### WHAT TO WORK ON
In the entries, find all lines that hold the word "toId" and copy them.

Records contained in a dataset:
----
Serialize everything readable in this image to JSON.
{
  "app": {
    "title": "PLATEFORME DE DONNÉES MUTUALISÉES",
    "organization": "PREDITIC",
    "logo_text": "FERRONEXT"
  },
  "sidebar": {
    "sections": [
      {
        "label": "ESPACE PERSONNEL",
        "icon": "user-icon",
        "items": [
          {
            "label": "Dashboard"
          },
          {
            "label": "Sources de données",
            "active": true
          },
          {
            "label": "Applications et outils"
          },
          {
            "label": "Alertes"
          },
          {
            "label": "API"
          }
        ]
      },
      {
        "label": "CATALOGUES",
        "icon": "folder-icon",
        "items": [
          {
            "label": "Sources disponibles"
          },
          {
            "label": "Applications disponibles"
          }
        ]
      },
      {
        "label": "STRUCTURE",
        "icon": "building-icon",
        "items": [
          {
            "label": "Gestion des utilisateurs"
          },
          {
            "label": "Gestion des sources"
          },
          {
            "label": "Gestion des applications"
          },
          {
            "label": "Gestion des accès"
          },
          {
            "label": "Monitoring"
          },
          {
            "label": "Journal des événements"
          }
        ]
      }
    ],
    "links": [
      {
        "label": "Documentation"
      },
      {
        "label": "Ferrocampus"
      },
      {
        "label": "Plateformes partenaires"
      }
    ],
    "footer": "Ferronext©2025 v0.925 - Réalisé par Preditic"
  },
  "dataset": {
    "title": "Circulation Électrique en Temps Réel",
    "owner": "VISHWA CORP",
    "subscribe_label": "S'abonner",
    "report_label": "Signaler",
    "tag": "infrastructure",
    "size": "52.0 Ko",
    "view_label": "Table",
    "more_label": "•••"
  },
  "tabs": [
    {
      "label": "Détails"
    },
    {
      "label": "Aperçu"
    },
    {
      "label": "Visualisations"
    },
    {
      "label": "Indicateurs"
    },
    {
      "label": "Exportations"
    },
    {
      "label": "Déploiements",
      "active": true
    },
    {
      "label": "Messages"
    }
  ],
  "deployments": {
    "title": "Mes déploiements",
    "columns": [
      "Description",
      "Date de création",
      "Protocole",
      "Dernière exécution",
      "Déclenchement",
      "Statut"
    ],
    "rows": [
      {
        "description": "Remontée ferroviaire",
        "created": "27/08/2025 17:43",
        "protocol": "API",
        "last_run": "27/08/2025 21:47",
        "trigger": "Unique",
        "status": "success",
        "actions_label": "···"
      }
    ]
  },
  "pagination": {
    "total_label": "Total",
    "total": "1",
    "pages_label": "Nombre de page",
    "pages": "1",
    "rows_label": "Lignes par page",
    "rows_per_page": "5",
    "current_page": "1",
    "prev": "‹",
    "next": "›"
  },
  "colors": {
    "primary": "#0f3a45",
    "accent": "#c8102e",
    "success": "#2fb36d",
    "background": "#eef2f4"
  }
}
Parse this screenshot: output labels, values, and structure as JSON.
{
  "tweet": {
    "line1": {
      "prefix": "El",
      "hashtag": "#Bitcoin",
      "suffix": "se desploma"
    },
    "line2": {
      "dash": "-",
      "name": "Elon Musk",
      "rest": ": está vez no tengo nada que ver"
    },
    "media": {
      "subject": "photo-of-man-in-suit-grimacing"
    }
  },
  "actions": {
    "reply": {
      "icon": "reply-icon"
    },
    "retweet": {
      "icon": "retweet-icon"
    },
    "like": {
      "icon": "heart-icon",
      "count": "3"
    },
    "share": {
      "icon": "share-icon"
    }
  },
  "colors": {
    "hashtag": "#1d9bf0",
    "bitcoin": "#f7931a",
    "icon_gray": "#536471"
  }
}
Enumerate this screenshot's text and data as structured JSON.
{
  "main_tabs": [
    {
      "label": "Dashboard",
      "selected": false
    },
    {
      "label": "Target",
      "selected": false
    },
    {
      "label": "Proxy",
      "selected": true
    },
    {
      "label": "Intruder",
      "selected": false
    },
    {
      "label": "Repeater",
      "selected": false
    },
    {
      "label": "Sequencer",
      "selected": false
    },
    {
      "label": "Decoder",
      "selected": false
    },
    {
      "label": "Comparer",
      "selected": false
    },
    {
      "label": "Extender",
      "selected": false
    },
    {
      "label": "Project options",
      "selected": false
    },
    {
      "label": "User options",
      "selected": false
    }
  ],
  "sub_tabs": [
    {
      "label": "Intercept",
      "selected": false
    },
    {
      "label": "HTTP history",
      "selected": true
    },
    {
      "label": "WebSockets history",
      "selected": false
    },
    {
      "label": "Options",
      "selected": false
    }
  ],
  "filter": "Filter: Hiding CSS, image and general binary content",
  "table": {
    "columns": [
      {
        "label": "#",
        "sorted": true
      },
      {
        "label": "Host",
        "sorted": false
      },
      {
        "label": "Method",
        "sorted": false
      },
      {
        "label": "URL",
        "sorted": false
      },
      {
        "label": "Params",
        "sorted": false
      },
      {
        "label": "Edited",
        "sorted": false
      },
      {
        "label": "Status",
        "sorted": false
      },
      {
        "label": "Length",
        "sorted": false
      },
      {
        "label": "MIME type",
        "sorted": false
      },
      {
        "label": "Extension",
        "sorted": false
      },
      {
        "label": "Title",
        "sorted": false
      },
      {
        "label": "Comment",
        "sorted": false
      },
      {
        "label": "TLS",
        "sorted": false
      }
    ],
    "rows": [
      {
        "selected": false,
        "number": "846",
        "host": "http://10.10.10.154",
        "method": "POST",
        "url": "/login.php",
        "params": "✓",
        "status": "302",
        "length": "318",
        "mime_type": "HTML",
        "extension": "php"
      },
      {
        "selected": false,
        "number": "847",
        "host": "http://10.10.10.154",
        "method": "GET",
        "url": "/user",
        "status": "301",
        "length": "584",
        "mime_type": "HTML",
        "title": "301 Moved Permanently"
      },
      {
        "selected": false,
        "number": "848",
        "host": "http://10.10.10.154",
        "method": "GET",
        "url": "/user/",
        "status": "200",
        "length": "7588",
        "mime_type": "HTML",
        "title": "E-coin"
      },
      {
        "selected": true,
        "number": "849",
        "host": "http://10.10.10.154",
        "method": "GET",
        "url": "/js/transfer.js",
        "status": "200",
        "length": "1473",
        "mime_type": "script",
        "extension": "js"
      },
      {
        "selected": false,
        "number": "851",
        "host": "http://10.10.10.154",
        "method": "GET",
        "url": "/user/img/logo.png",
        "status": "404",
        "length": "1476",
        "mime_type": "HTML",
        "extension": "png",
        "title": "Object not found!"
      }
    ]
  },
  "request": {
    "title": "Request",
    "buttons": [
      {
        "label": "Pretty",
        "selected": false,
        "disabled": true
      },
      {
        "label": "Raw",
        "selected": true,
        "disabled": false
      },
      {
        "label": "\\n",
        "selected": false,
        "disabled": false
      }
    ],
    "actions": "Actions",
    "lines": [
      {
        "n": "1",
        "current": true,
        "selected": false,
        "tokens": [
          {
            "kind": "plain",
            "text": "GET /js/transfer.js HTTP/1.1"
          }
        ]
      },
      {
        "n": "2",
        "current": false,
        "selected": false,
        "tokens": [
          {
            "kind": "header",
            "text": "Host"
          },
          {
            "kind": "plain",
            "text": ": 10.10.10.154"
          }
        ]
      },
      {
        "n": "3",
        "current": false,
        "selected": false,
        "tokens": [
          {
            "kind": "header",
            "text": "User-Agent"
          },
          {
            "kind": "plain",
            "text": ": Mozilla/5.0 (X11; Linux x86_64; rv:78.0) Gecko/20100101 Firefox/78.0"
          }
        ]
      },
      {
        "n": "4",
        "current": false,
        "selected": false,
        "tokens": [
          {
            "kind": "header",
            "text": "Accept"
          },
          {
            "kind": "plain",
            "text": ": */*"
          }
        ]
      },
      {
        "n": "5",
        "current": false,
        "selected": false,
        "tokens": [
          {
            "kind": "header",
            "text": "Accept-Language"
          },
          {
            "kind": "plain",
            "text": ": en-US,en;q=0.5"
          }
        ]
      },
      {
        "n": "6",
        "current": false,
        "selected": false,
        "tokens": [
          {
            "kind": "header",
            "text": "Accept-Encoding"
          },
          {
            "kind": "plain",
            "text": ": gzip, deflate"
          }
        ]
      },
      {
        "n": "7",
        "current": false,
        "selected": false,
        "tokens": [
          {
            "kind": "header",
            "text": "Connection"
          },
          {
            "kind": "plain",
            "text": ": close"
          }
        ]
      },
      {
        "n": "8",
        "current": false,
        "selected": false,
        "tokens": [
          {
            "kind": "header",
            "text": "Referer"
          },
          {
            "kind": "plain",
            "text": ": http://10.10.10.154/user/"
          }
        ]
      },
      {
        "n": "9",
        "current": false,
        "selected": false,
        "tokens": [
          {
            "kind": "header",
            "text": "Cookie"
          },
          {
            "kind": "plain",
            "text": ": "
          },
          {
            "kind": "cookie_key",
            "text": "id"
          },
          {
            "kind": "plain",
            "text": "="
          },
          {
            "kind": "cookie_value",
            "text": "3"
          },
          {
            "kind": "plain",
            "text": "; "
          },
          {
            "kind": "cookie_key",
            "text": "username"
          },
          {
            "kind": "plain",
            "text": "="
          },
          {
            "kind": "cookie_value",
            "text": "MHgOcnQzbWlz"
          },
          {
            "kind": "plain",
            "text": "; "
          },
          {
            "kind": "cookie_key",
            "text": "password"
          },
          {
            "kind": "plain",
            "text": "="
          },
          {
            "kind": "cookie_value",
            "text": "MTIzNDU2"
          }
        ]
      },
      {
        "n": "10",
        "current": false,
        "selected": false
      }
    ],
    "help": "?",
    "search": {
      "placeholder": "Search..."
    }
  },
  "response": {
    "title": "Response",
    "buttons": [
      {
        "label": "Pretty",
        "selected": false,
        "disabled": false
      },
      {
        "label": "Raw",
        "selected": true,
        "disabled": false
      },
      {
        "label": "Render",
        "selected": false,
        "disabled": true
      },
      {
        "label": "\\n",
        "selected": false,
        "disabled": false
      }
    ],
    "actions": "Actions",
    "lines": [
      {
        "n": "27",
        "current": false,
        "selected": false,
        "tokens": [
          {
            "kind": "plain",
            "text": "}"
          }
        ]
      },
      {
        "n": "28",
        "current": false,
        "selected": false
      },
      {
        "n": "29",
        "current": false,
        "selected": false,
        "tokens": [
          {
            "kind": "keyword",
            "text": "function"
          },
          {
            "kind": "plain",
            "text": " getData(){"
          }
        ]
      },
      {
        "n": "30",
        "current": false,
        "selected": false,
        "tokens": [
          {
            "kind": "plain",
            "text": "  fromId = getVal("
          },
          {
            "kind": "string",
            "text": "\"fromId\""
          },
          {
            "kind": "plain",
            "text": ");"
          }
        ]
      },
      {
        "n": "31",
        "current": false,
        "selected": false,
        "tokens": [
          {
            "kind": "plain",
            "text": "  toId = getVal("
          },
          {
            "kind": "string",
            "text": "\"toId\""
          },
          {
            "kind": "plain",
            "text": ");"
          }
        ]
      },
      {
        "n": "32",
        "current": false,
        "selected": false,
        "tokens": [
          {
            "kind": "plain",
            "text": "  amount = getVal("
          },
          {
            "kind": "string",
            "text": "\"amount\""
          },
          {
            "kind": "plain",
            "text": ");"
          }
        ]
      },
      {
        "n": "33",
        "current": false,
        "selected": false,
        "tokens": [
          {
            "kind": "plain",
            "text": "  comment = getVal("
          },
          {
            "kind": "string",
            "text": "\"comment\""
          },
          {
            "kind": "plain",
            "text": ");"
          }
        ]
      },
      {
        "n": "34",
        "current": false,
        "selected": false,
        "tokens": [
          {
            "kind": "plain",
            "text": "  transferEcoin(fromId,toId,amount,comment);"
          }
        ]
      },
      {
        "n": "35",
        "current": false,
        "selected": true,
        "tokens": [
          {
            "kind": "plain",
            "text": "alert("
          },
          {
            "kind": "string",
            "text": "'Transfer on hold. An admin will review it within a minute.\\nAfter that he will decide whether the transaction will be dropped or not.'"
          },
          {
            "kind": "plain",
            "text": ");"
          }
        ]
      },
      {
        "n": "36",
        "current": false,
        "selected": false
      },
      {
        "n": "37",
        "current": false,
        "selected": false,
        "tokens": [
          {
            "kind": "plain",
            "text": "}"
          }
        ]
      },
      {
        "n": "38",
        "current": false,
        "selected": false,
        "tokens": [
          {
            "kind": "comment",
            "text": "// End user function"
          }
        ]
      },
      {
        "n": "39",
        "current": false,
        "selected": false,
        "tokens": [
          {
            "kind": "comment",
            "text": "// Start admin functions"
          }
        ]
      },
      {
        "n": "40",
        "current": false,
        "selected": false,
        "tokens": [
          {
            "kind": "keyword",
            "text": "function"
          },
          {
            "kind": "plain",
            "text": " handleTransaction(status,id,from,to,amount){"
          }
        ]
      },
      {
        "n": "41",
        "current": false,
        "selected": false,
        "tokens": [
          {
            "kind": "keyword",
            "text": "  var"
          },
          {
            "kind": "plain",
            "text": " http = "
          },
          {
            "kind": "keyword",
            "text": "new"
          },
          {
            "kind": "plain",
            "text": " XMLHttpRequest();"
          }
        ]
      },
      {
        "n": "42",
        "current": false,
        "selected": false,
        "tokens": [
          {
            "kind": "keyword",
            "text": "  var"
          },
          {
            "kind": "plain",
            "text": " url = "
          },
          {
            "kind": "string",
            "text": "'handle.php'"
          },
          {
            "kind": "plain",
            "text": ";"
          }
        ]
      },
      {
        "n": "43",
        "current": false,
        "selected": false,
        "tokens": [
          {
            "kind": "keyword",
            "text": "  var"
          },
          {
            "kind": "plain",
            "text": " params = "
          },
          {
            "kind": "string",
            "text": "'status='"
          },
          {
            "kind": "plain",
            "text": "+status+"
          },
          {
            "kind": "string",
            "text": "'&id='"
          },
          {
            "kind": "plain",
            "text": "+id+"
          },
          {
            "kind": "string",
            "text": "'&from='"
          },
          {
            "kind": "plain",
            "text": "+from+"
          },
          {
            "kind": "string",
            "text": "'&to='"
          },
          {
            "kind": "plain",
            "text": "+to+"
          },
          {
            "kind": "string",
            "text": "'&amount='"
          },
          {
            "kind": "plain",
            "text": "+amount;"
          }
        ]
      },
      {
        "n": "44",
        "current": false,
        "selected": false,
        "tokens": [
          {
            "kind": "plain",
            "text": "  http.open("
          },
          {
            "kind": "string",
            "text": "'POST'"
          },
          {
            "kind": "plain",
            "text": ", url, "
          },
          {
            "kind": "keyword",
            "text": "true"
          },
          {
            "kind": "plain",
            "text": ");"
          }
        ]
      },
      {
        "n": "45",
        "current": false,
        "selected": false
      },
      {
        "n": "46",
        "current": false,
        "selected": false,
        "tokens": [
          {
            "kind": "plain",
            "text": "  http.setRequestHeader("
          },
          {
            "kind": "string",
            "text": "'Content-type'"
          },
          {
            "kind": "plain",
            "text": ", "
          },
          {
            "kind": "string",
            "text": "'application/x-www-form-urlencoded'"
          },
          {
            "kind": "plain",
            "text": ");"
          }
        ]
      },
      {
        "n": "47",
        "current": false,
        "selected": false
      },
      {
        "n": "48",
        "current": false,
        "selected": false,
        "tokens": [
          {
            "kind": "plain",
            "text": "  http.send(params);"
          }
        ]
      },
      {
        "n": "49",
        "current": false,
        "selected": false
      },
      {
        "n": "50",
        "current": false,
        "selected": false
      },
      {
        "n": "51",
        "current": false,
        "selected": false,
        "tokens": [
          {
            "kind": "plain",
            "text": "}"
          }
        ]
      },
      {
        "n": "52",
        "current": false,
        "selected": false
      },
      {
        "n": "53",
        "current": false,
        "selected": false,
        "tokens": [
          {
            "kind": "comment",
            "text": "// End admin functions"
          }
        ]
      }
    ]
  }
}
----
### EXPECTED ANSWER
            "text": "  toId = getVal("
            "text": "\"toId\""
            "text": "  transferEcoin(fromId,toId,amount,comment);"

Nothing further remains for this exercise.